§ **Exercise brief**
In the data below, which lines hold the word "true"? Copy them.

§ **Website and app data records**
----

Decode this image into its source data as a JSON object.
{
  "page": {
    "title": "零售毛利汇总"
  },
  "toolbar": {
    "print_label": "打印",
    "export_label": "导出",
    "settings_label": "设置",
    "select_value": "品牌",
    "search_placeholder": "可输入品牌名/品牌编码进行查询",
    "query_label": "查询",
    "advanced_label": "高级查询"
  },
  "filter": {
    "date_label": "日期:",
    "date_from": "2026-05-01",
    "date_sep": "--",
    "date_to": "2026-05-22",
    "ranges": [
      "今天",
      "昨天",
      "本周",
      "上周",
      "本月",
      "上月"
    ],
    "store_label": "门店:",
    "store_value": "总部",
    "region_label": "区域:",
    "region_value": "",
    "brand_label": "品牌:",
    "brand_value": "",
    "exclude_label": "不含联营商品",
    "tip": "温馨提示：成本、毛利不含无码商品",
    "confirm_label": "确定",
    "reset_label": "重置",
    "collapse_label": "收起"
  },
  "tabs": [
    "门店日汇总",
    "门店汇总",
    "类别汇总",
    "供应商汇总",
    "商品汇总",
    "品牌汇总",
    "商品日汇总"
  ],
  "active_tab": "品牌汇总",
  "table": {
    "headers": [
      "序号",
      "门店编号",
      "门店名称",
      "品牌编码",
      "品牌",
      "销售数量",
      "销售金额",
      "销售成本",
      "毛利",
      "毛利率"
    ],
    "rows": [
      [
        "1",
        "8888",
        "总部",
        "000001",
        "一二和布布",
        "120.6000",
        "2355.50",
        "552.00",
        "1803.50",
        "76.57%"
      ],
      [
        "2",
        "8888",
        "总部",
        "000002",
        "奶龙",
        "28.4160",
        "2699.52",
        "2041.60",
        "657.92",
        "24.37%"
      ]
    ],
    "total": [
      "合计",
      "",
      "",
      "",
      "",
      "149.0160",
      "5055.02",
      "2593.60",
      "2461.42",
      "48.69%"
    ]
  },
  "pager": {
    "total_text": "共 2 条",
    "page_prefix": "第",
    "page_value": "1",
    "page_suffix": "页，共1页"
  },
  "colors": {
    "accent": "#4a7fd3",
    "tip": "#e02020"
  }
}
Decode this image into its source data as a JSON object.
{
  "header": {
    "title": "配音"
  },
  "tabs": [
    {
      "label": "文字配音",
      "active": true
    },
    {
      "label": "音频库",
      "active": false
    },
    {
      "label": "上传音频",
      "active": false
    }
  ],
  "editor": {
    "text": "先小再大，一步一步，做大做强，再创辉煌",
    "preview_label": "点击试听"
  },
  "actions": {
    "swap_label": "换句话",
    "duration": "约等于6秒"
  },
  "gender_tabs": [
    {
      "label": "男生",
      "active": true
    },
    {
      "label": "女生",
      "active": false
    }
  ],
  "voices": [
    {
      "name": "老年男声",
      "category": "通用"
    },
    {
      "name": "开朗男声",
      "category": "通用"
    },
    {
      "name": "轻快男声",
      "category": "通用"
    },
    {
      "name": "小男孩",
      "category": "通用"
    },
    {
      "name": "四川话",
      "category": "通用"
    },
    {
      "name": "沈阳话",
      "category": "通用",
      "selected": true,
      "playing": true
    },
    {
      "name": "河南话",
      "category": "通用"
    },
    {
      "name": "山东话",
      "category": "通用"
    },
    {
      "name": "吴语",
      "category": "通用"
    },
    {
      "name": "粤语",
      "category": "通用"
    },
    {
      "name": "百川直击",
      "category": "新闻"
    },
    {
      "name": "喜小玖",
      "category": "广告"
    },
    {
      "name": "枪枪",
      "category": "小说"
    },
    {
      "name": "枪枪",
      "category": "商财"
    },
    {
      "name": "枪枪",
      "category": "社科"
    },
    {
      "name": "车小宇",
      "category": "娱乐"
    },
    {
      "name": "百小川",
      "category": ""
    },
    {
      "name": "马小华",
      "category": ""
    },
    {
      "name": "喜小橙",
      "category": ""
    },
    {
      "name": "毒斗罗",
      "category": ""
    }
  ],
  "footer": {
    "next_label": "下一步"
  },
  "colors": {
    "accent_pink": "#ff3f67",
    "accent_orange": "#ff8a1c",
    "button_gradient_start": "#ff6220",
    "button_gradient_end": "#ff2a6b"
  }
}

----

§ **Finished exercise**
      "active": true
      "active": true
      "selected": true,
      "playing": true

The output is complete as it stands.